Strathard Heritage Digital Archive





Photographs of Dounans Outdoor Education Centre 1948

    By Howard Mitchell

    Dounans in Aberfoyle, is one of three Scottish Outdoor Education Centres offering experiential and educational courses for schools, youth and community groups, sports and oversees organisations.

    Originally called Camp Schools the Centres were opened in 1940. As well as their outdoor education function, they acted as a temporary home for many children in need.

    The British Government’s commissioning of the Camp Schools, was directly influenced by the theories and practices of educational philosophers of the early 20th Century.  In Scotland, Sir Patrick Geddes had emphasised the importance three Hs – in education – head, hand and heart – rather than the 3 Rs.

    Rudolf Steiner, founder of the worldwide Waldorph Education movement, promoted practical and outdoor learning.

    But possibly the most well known proponent of the use of outdoors in education was Kurt Hahn. He founded Gordonstoun School in Scotland in 1934, attended by Prince Philip. After moving to Wales, Hahn established the first Outward Bound School. In 1956, influenced by Hahn and his schooling, Prince Philip founded the Duke of Edinburgh awards programme.

    Another aspect of Hahn’s thought was internationalism.

    “Nothing but goodwill between nations and classes can save this generation from wars and revolutions,” he wrote.

    Undoubtedly a further aspect that contributed to the planning, building and speedy construction of the Camps was the awareness of an impending war and the need for places of safety for the children of Britain.

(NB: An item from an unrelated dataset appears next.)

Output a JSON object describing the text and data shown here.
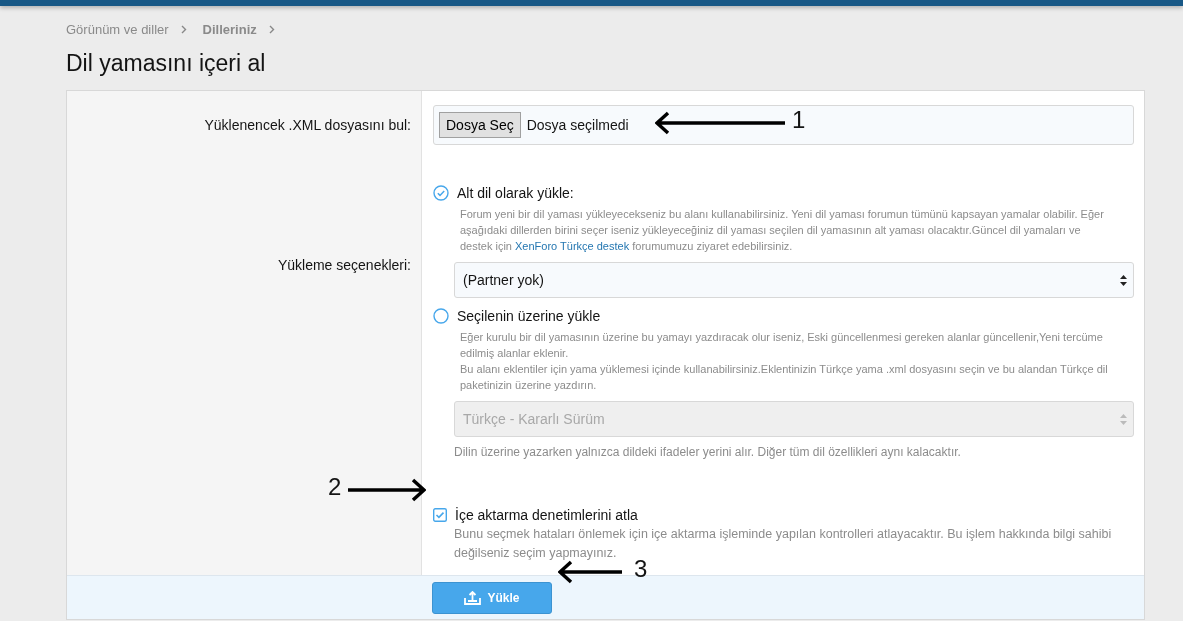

    Five Camps were opened in Scotland in 1940: Broomlee in West Linton, Middleton House in Gorebridge, Belmont Castle in Meigle, Glengonnar House in Abington, and on July 10th 1940, Dounans, Aberfoyle.

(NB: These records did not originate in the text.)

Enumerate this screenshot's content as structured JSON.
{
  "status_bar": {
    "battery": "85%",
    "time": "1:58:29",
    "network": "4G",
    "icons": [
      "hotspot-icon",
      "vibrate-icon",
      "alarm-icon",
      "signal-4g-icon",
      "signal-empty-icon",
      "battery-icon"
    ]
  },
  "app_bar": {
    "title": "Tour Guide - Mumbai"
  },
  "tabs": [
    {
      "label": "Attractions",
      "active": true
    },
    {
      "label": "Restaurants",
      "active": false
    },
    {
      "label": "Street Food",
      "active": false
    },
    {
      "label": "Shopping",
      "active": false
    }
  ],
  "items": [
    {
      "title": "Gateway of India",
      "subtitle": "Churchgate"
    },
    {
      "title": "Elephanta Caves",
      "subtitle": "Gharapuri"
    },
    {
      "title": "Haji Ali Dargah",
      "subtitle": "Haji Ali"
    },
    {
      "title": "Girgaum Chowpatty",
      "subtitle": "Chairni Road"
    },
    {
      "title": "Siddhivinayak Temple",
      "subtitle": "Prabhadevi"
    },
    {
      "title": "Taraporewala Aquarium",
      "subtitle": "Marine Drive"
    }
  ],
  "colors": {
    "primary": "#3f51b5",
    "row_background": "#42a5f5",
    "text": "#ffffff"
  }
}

    25 similar Camps were built in England and Wales, all of similar layout and constructed of Canadian red cederwood.

    Before the Camps could be used for their intended purpose, they acted as evacuation centres for children from Scotland’s cities. Post war, the five Scottish Camps hosted children from Europe, part of a refugee programme to help recovery from the war and food famines. Come 1948, the Camps reverted to their intended roles as places to enjoy and learn from outdoor experiences.

    As part of a film project, documenting the history of the Scottish Outdoor Educations Centres 1940 – 1960, I attempted to bring some of the people back to the Camps they had lived in as children during that period and record their experiences and memories of their stays. I managed this with a man from the Netherlands, a refugee at Broomlee as a 12 year old, who returned there for the first time to be interviewed. And a wartime evacuee from Dundee to Belmont Castle as a 9 year old girl who returned to share her experiences. Several people who had school residentials in the 1950s also contributed.

    In the timescale, I failed to bring any former residents of Dounans back to the Centre to recall their experiences. The best evidence of the period fell into my lap with a donation of photographs from the son of a teacher at Larbert High School, Bill Henderson. A keen photographer, Bill had accompanied pupils on a residential stay in 1948 and documented the week’s activities. The sequence of photographs is part of the completed film.